Bypassing the Challenges of Federal Facility Modernization

Matt Procter, President of Improve Group

Outdated spaces put missions at risk, but improvements have been slow in coming.

According to a recent report from the Government Accountability Office, nearly 30% of the Defense Department’s roughly 550,000 structures have exceeded their lifespans.[1] At the same time, DOD has a $137 billion “deferred maintenance” backlog, and it’s consistently allocated significantly less funding than is necessary to maintain these older structures. 

To put it plainly: building remodels and upgrades have not been a priority in Federal spaces for a long time. Many of these buildings are in sore need of repair and modernization. The worst of them are falling apart, and many others are lacking in features that could make them better. These outdated spaces inhibit mission readiness.

Because of the complexity and red tape involved in MILCON, construction projects can take up to a decade or more to finalize. By that point, the technology may already be obsolete. With the time and effort required, and the odds of any commander being able to see the project through to completion, it’s not surprising that other concerns frequently take priority.
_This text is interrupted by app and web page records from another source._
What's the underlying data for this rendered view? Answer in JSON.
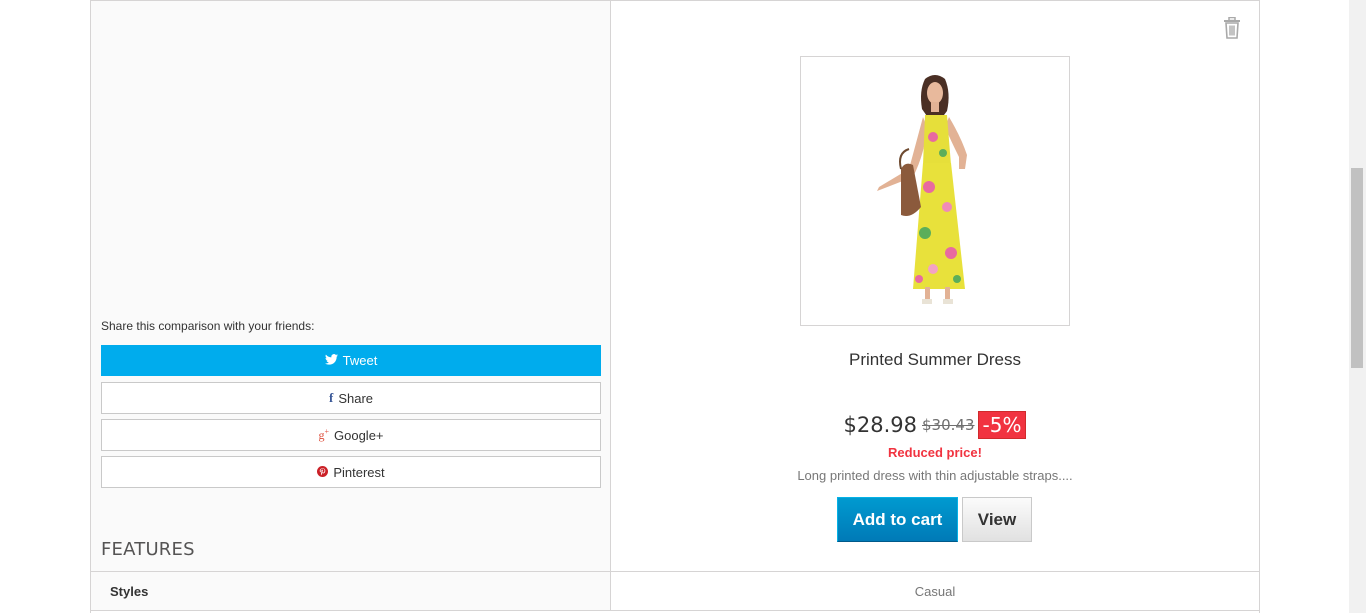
{
  "share": {
    "label": "Share this comparison with your friends:",
    "tweet": "Tweet",
    "facebook": "Share",
    "googleplus": "Google+",
    "pinterest": "Pinterest",
    "icons": {
      "tweet": "twitter-icon",
      "facebook": "facebook-icon",
      "googleplus": "google-plus-icon",
      "pinterest": "pinterest-icon"
    },
    "tweet_color": "#00aced"
  },
  "features": {
    "title": "FEATURES",
    "rows": [
      {
        "name": "Styles",
        "value": "Casual"
      }
    ]
  },
  "product": {
    "name": "Printed Summer Dress",
    "price": "$28.98",
    "old_price": "$30.43",
    "discount": "-5%",
    "reduced_label": "Reduced price!",
    "description": "Long printed dress with thin adjustable straps....",
    "add_to_cart": "Add to cart",
    "view": "View",
    "remove_icon": "trash-icon",
    "discount_color": "#f13340",
    "cart_color": "#009ad0"
  }
}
These difficulties are compounded by the challenges of traditional construction and the many steps required to see a project to completion. These two inefficient processes have combined repeatedly to exacerbate the current infrastructure crisis facing the military today. But you do not need to be locked into this way of doing things.

Large conference room at Lackland AFB

Strategic Alternatives to Traditional Construction

What if buildings could be made with the same efficiency as cars? Systemized manufacturing connects design, fabrication, and construction into a streamlined process. That’s one of the cornerstones of what we do at Improve Group.

Our construction method utilizes systematized assemblies that let you pivot quickly to keep pace with the OPTEMPO and close the facility readiness gap. Offsite and modular construction cuts down on build time. These prefab components allow for swift installation, ease of planning, and relocatable and agile material construction. If the building can be as agile as your warfighters, it can support those mission capabilities.

The DOD has two innovative contracting methods that are little known and seldom talked about: the SBIR (Small Business Innovation Research) and the OTA (Other Transactional Authority). These methods were designed to help the DOD accelerate what is often seen as a cumbersome process that slows innovation when it comes to building improvements. Utilizing these alternative procurement vehicles when available and appropriate is an impactful way to streamline construction. Improve Group has experience with both the SBIR and the OTA as ways to orient funding around mission needs and minimize delays.

Security and Collaboration

Conference rooms are not just places for one-way briefings. They are centers of collaboration and discussion, both for people in the room and in geographically separated units. But, as more conference rooms require SIPR and other classified communication systems, and are subject to the overall difficulty of facility modernization, these collaboration spaces often become outdated and non-functional.

To serve these modern needs, rooms should have the latest video conferencing systems, cameras, whiteboards, and other interactive technologies to facilitate better connection for all participants. Our modular modernization tech can provide the latest video systems for both secure and unsecured communications, better video systems to capture all participants, and flexible spaces that allow for formal briefs, group breakouts, and other functions.

Efficient Offices are Key to Mission Success

With the pressure on other mission-critical infrastructure, office modernization often falls to the bottom of facility modernization budgets. Too often, these technologically outdated offices aren’t set up for the way the new generation of warfighters and employees work.

To retain top talent, the spaces must match today’s expectations for better work environments.  At the same time, every branch of the DOD understands that it’s about people first. When you prioritize the spaces where people spend the most time, it can lead to better retention, more productivity, and more innovation.

Our facility modernization system takes the headache out of construction by allowing easy phasing and the acquisition of interior wall systems, furniture, and technology. Our methods also can be accomplished in a fraction of the time of traditional construction and renovation. When the team is in a better space, they perform better, adding to unit performance.

Mission-Focused Solutions

We begin by taking a holistic look at the needs of the space and the mission it serves. All strategic decisions are made in alignment with the mission objectives. Through clear analytic data and objective-first thinking, we can help clarify the value of a project to the bigger picture, in order to clear a path for funding and approval.

By compressing design and construction together, you can plan with the intent to build immediately and cut down on time wasted. Agile construction techniques allow Federal buildings to adapt as necessary to meet the needs of the objective, making it possible to prioritize and complete renovations that may have otherwise been neglected. Because buildings that move at the speed of change create facilities that are always mission ready.

[1] Nearly a third of Defense Department structures have exceeded their lifespan. Military Times. Retrieved September 16, 2022, from